RECORDS SHOWN
[Start of Attachment]

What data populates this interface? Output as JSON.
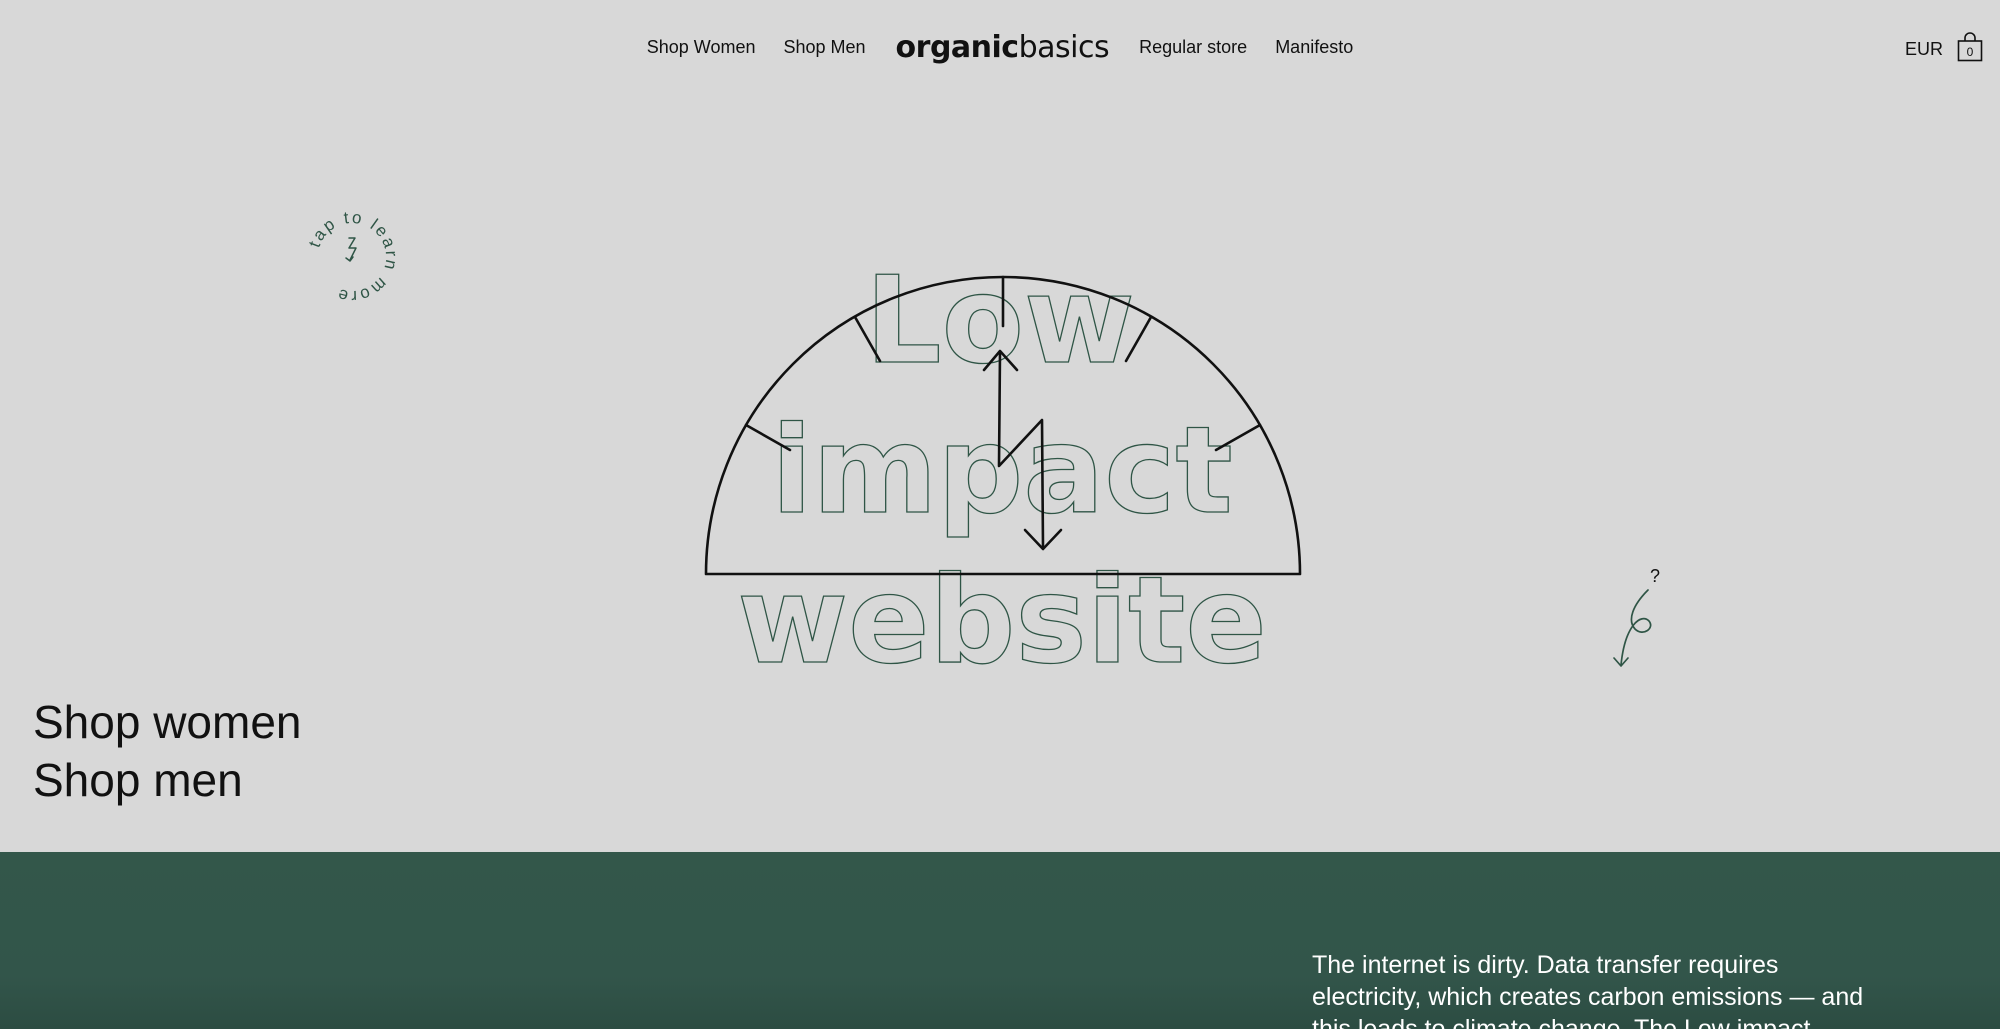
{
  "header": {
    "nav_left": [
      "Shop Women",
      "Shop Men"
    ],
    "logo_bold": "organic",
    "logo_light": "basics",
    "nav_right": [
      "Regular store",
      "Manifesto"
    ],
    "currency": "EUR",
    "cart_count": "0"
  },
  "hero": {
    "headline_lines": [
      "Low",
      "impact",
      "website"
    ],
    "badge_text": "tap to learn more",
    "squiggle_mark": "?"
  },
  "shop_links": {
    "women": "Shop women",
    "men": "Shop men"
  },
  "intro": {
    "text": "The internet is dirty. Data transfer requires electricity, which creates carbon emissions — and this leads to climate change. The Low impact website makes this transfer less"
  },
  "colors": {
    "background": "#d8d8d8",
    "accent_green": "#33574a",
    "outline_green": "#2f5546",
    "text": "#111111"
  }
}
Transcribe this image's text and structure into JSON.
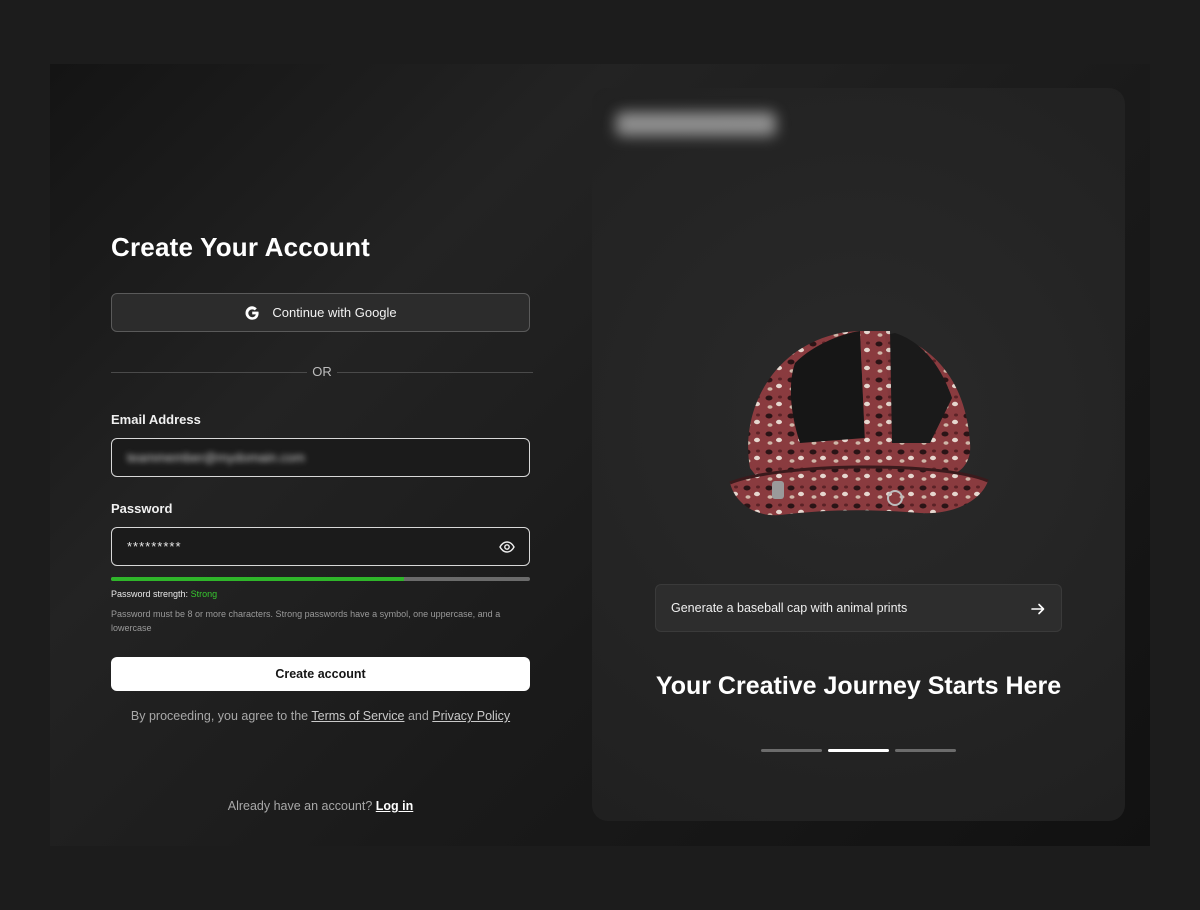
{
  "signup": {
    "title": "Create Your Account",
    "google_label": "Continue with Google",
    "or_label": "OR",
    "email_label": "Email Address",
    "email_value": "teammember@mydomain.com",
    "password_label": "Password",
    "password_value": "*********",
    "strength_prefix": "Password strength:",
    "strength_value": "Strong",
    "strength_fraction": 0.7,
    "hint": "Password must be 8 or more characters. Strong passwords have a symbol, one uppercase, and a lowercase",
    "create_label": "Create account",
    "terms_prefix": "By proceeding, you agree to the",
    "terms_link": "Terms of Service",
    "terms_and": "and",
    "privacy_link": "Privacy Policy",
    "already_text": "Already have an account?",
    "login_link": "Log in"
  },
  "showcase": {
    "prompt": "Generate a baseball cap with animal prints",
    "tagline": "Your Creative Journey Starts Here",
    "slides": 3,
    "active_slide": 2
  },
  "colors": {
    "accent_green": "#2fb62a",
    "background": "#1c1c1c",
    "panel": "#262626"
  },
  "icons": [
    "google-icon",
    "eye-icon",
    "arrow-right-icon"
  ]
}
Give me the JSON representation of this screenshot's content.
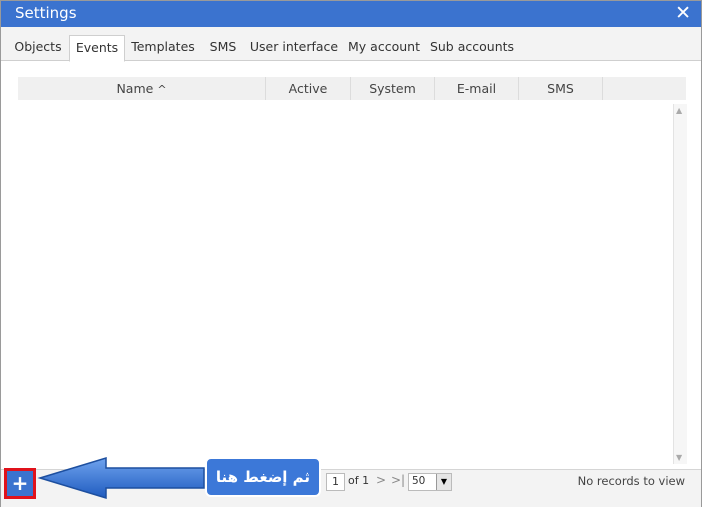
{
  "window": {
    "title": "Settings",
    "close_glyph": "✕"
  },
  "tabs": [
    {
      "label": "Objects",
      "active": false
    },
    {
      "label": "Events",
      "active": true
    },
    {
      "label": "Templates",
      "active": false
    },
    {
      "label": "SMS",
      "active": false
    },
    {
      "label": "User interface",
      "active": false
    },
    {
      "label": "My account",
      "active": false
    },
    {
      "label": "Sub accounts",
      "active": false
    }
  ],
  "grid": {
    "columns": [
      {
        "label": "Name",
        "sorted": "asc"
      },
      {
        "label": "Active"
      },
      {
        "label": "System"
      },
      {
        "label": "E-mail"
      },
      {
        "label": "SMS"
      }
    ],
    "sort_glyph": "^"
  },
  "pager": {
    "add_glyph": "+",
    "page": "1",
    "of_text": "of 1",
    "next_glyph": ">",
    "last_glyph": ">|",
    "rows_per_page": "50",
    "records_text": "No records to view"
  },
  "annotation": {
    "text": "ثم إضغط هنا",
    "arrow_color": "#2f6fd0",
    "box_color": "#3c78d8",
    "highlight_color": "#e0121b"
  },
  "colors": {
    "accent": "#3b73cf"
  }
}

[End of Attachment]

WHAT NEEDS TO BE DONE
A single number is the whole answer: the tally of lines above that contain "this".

ANSWER BELOW
4